While the main premise might seem cliché, Randolph Zaini’s unique approach and its repetition make the episode stand out. This time, the horror stems from a simpler premise than in previous episodes. However, the striking ending, which ventures into more visually impressive territory, ties the series’ episodes together and hints at a larger unfolding narrative. The concept of motherhood is here once more, and fatherhood actually, while Zaini also deals with what constitutes a family, even in this extreme way.

Where the contextual aspect of the episode finds its apogee though, is the cinema part. Zaini and Anwar, who wrote and co-edited “The Other Side” seem to say that there are artists that get so immersed into their art (at this instance, filmmaking) that they forget everything else around them, including their family. That there are people, in this case the owners of the cinema, who can also be seen as part of the industry, producers for example, who move the protagonist towards this direction, adds another level to this comment. Lastly, that Bandi sees himself as a person of value and someone who could even be admired, while in reality he is everything but, as it becomes more evident as the episode unfolds, cements this approach even more, in a rather intelligently presented comment.

On the other hand, and in an underlying note, one could also say that the message here concerns how cinema can provide an escape from the hardships of real life, albeit somewhat fake. In yet another interpretation, the main premise here can be interpreted as a nod to the large number of Indonesians working overseas, not seeing their families for years.

Kiki Narendra as Bandi is exceptional in the role, showcasing his perplexedness, regret, his good and his bad time in equal quality, in an overall great performance. Sita Nursanti as Dewi is also good even if in a smaller part, with the chemistry of the two being of the higher level. The scenes where Bandi returns to her and the finale are the apogee of her effort. Muzakki Ramdhan as Teen Marhan is convincing in the way he responds to the tragedy in his life.

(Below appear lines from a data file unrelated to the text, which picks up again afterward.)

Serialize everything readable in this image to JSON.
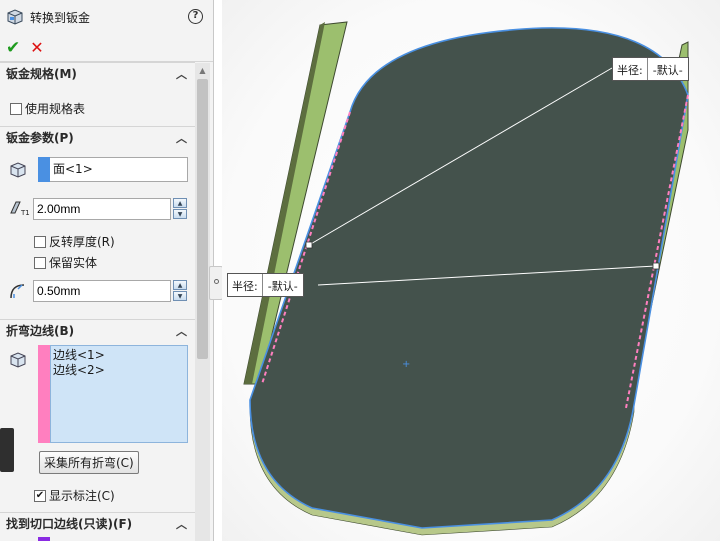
{
  "panel": {
    "title": "转换到钣金",
    "help": "?",
    "ok": "✔",
    "cancel": "✕"
  },
  "groups": {
    "gauge": {
      "title": "钣金规格(M)",
      "use_table": "使用规格表"
    },
    "params": {
      "title": "钣金参数(P)",
      "face": "面<1>",
      "thickness": "2.00mm",
      "reverse": "反转厚度(R)",
      "keep_body": "保留实体",
      "radius": "0.50mm"
    },
    "bend_edges": {
      "title": "折弯边线(B)",
      "items": [
        "边线<1>",
        "边线<2>"
      ],
      "collect_btn": "采集所有折弯(C)",
      "show_callouts": "显示标注(C)"
    },
    "rip_edges": {
      "title": "找到切口边线(只读)(F)"
    }
  },
  "callouts": [
    {
      "label": "半径:",
      "value": "-默认-"
    },
    {
      "label": "半径:",
      "value": "-默认-"
    }
  ],
  "colors": {
    "face_tag": "#4a90e2",
    "bend_tag": "#ff7fbf",
    "rip_tag": "#8a2be2",
    "model_face": "#44524c",
    "flange": "#9cbf6e"
  }
}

The overall atmosphere in the episode is excellent throughout, in the segment that does better in that regard so far, particularly since the presentation of the cinema is excellent. Ical Tanjung’s cinematography is one of the main sources of this prowess, but the same applies to Stella Wenang’s art direction and Monika Paska’s costume design, that are also the main sources of the pulp/noir aesthetics here. That the finale moves in completely different territories, much more impressive and fantastical, adds another notch to the technical prowess of “The Other Side”.

“Joko Anwar’s Nightmares and Daydreams – The Other Side” is another great episode in a series that has already gotten its place among the best of the year.